- Work item -
Go through the lines below. Copy those with "title".

Segment Start: Given data

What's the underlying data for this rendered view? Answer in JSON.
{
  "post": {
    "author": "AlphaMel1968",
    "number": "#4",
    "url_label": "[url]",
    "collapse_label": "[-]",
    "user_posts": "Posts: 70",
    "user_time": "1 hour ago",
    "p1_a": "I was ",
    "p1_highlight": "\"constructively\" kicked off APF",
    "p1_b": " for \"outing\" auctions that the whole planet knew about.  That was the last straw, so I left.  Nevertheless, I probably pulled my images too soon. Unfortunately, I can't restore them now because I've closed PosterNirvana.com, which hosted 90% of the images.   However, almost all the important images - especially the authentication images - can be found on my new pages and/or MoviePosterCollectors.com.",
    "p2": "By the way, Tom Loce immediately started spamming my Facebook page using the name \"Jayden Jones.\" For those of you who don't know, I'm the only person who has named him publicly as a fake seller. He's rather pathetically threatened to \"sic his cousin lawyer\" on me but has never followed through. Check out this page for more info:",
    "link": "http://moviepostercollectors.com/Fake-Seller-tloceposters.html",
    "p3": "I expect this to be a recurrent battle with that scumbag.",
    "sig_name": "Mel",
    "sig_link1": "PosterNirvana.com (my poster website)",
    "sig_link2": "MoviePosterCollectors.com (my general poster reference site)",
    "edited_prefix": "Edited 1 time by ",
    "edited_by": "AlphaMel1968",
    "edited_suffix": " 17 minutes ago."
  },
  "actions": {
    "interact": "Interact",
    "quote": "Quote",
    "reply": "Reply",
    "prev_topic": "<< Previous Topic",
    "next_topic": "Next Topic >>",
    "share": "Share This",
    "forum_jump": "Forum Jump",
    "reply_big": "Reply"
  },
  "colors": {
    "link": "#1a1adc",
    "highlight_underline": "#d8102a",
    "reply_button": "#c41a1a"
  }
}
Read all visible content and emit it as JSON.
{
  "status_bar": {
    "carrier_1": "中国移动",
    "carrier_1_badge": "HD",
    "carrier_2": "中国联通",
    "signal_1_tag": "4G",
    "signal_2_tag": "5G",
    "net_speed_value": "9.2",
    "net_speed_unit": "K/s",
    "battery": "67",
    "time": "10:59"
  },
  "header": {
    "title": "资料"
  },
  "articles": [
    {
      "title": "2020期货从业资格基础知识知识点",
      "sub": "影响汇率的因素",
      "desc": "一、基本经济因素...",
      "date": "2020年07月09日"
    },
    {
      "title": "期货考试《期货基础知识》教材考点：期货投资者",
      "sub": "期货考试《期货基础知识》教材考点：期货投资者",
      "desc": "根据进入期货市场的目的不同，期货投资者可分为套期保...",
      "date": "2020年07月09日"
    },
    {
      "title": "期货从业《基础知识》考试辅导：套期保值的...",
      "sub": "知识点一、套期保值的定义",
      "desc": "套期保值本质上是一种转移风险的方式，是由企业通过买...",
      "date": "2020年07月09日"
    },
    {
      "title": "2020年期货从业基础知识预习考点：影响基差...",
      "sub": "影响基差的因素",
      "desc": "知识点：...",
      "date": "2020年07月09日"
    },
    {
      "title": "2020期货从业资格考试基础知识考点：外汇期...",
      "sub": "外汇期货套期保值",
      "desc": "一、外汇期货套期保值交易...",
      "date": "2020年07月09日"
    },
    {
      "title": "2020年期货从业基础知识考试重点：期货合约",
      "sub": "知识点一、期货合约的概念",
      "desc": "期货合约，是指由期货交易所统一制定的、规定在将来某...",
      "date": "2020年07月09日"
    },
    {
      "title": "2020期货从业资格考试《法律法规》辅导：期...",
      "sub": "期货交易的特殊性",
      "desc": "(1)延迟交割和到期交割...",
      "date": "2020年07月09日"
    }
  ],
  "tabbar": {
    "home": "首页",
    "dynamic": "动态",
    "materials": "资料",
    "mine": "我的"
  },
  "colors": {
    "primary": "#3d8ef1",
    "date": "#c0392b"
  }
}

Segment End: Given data

- Solution below -
    "title": "资料"
      "title": "2020期货从业资格基础知识知识点",
      "title": "期货考试《期货基础知识》教材考点：期货投资者",
      "title": "期货从业《基础知识》考试辅导：套期保值的...",
      "title": "2020年期货从业基础知识预习考点：影响基差...",
      "title": "2020期货从业资格考试基础知识考点：外汇期...",
      "title": "2020年期货从业基础知识考试重点：期货合约",
      "title": "2020期货从业资格考试《法律法规》辅导：期...",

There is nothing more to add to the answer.